======== SUPPLIED MATERIAL

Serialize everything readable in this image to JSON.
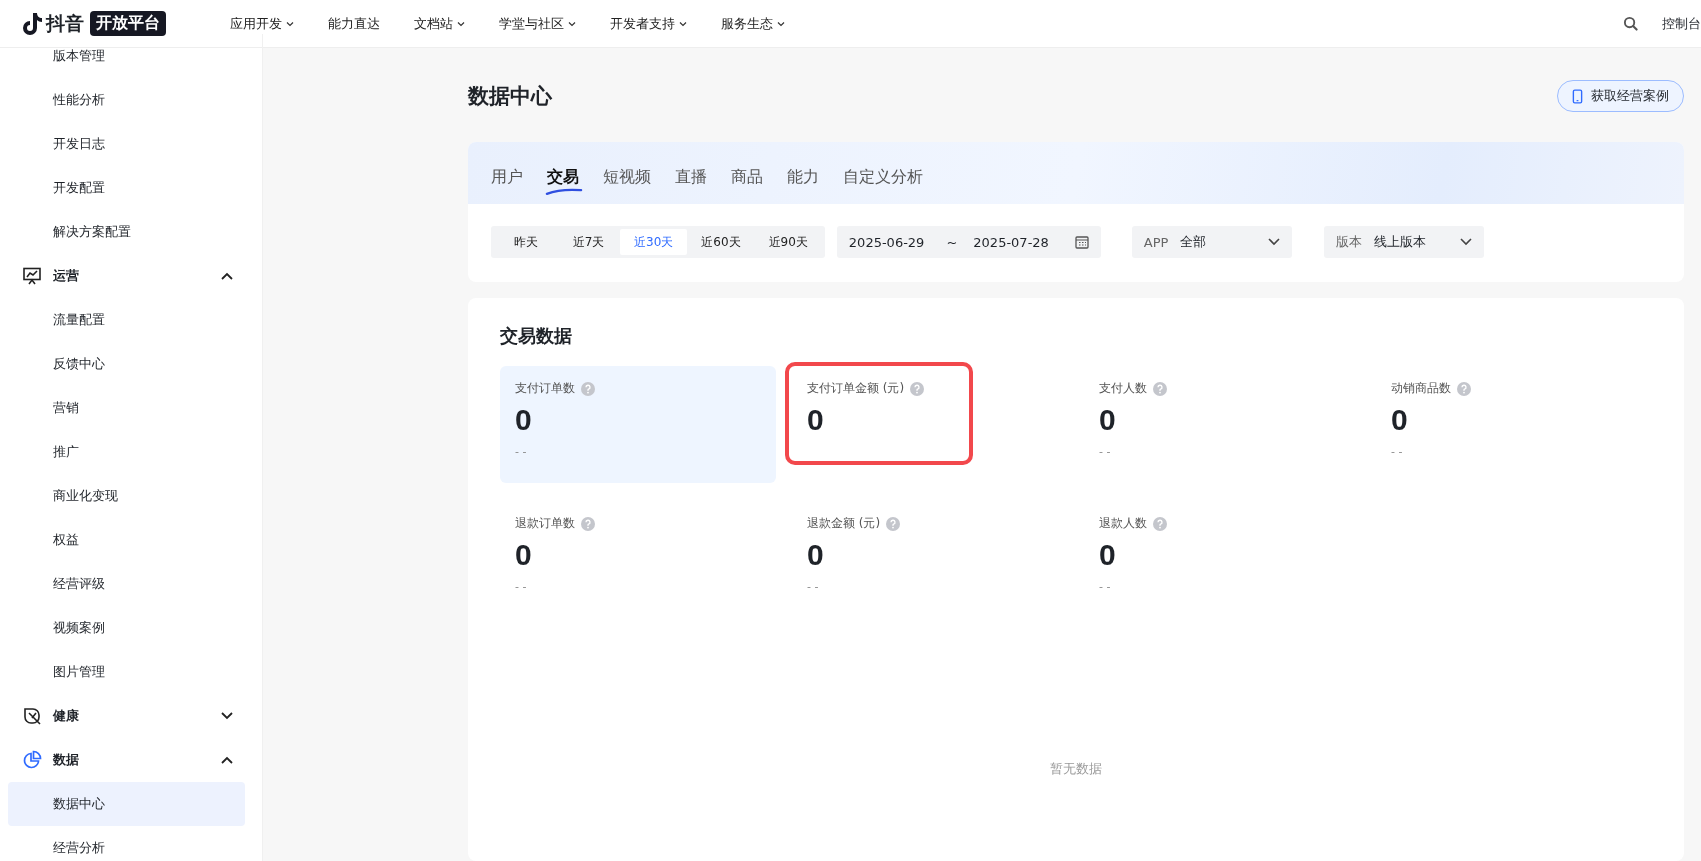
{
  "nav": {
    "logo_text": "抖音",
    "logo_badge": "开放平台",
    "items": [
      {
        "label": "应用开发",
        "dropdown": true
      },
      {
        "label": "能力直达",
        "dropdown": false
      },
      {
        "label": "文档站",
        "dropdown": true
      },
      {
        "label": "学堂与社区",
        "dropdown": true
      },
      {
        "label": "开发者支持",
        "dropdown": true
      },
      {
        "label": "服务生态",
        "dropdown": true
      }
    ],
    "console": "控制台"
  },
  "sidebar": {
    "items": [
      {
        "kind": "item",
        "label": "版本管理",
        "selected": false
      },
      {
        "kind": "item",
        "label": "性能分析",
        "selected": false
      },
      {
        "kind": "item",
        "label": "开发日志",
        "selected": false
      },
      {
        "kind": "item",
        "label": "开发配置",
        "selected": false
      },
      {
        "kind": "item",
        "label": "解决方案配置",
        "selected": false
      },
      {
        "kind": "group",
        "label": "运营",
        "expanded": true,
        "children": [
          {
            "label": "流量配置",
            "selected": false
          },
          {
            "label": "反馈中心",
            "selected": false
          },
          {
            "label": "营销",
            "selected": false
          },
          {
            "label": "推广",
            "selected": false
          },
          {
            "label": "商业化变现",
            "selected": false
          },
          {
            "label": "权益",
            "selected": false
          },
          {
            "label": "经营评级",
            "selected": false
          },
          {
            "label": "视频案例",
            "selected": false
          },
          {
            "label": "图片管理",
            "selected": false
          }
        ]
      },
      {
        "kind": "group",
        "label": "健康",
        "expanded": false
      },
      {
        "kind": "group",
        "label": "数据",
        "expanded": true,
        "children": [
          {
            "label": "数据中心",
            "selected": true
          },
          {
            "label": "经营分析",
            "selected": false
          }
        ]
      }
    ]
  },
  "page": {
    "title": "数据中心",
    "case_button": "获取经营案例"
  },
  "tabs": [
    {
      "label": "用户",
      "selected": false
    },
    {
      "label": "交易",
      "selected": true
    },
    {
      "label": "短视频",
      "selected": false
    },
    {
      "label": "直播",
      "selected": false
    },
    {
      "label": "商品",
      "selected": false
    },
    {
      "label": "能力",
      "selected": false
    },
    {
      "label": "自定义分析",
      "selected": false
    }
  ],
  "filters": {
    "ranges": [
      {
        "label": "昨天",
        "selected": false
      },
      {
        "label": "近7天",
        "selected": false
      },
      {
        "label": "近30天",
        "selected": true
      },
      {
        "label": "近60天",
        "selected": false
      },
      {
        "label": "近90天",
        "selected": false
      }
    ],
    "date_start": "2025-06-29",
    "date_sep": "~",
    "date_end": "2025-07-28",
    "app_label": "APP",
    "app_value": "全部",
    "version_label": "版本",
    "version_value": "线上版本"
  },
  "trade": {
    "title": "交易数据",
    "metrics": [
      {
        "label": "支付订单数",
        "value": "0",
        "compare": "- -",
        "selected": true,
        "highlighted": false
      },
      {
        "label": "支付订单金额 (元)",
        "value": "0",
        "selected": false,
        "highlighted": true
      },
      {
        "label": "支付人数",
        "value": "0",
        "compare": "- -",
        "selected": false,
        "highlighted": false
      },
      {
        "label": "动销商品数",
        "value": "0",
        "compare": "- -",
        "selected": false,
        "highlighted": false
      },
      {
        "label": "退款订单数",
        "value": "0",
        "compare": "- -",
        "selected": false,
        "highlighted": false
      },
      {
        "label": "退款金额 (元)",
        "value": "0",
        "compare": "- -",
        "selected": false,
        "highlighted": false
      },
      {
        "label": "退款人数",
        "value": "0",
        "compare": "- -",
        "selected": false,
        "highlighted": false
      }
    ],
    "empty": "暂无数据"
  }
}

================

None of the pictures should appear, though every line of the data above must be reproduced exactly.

Serialize everything readable in this image to JSON.
{
  "nav": {
    "logo_text": "抖音",
    "logo_badge": "开放平台",
    "items": [
      {
        "label": "应用开发",
        "dropdown": true
      },
      {
        "label": "能力直达",
        "dropdown": false
      },
      {
        "label": "文档站",
        "dropdown": true
      },
      {
        "label": "学堂与社区",
        "dropdown": true
      },
      {
        "label": "开发者支持",
        "dropdown": true
      },
      {
        "label": "服务生态",
        "dropdown": true
      }
    ],
    "console": "控制台"
  },
  "sidebar": {
    "items": [
      {
        "kind": "item",
        "label": "版本管理",
        "selected": false
      },
      {
        "kind": "item",
        "label": "性能分析",
        "selected": false
      },
      {
        "kind": "item",
        "label": "开发日志",
        "selected": false
      },
      {
        "kind": "item",
        "label": "开发配置",
        "selected": false
      },
      {
        "kind": "item",
        "label": "解决方案配置",
        "selected": false
      },
      {
        "kind": "group",
        "label": "运营",
        "expanded": true,
        "children": [
          {
            "label": "流量配置",
            "selected": false
          },
          {
            "label": "反馈中心",
            "selected": false
          },
          {
            "label": "营销",
            "selected": false
          },
          {
            "label": "推广",
            "selected": false
          },
          {
            "label": "商业化变现",
            "selected": false
          },
          {
            "label": "权益",
            "selected": false
          },
          {
            "label": "经营评级",
            "selected": false
          },
          {
            "label": "视频案例",
            "selected": false
          },
          {
            "label": "图片管理",
            "selected": false
          }
        ]
      },
      {
        "kind": "group",
        "label": "健康",
        "expanded": false
      },
      {
        "kind": "group",
        "label": "数据",
        "expanded": true,
        "children": [
          {
            "label": "数据中心",
            "selected": true
          },
          {
            "label": "经营分析",
            "selected": false
          }
        ]
      }
    ]
  },
  "page": {
    "title": "数据中心",
    "case_button": "获取经营案例"
  },
  "tabs": [
    {
      "label": "用户",
      "selected": false
    },
    {
      "label": "交易",
      "selected": true
    },
    {
      "label": "短视频",
      "selected": false
    },
    {
      "label": "直播",
      "selected": false
    },
    {
      "label": "商品",
      "selected": false
    },
    {
      "label": "能力",
      "selected": false
    },
    {
      "label": "自定义分析",
      "selected": false
    }
  ],
  "filters": {
    "ranges": [
      {
        "label": "昨天",
        "selected": false
      },
      {
        "label": "近7天",
        "selected": false
      },
      {
        "label": "近30天",
        "selected": true
      },
      {
        "label": "近60天",
        "selected": false
      },
      {
        "label": "近90天",
        "selected": false
      }
    ],
    "date_start": "2025-06-29",
    "date_sep": "~",
    "date_end": "2025-07-28",
    "app_label": "APP",
    "app_value": "全部",
    "version_label": "版本",
    "version_value": "线上版本"
  },
  "trade": {
    "title": "交易数据",
    "metrics": [
      {
        "label": "支付订单数",
        "value": "0",
        "compare": "- -",
        "selected": true,
        "highlighted": false
      },
      {
        "label": "支付订单金额 (元)",
        "value": "0",
        "selected": false,
        "highlighted": true
      },
      {
        "label": "支付人数",
        "value": "0",
        "compare": "- -",
        "selected": false,
        "highlighted": false
      },
      {
        "label": "动销商品数",
        "value": "0",
        "compare": "- -",
        "selected": false,
        "highlighted": false
      },
      {
        "label": "退款订单数",
        "value": "0",
        "compare": "- -",
        "selected": false,
        "highlighted": false
      },
      {
        "label": "退款金额 (元)",
        "value": "0",
        "compare": "- -",
        "selected": false,
        "highlighted": false
      },
      {
        "label": "退款人数",
        "value": "0",
        "compare": "- -",
        "selected": false,
        "highlighted": false
      }
    ],
    "empty": "暂无数据"
  }
}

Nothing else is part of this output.